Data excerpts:
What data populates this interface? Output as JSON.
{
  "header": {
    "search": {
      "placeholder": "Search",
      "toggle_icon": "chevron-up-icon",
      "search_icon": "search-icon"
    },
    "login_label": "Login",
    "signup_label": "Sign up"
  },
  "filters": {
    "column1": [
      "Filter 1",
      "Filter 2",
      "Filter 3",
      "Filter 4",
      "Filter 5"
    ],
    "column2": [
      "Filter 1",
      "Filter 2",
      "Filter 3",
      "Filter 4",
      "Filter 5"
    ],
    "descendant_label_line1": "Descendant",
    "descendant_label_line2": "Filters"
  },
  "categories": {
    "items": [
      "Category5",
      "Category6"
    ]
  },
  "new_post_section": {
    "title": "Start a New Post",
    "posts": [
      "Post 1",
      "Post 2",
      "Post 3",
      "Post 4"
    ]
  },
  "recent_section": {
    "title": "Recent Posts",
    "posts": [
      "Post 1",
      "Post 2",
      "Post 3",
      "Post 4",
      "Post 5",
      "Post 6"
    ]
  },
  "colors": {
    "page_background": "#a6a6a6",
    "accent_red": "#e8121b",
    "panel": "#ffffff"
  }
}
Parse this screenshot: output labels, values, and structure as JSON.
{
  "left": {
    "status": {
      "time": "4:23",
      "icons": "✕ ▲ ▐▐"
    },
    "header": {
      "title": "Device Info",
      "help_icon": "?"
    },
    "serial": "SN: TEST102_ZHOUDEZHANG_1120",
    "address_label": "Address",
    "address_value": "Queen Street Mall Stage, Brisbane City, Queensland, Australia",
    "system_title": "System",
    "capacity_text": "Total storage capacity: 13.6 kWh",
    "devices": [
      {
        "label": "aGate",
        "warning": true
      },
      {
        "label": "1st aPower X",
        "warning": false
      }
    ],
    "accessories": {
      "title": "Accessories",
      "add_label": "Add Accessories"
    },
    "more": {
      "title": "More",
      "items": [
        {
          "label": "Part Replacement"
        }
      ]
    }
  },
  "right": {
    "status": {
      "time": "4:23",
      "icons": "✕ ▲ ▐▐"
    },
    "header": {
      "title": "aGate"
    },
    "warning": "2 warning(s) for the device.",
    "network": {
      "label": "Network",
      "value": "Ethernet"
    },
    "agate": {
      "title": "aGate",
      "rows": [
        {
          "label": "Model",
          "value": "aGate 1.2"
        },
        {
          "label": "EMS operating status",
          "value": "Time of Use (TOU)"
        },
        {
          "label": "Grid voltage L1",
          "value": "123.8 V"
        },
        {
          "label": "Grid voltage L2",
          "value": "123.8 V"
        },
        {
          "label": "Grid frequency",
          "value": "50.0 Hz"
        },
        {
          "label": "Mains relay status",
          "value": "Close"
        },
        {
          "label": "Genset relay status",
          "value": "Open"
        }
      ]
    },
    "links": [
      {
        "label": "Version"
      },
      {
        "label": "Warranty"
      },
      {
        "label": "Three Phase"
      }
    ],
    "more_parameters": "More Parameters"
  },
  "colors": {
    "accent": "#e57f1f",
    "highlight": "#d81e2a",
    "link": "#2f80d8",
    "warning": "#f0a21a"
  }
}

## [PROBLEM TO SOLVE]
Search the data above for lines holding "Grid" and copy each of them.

## [TASK RESULT]
          "label": "Grid voltage L1",
          "label": "Grid voltage L2",
          "label": "Grid frequency",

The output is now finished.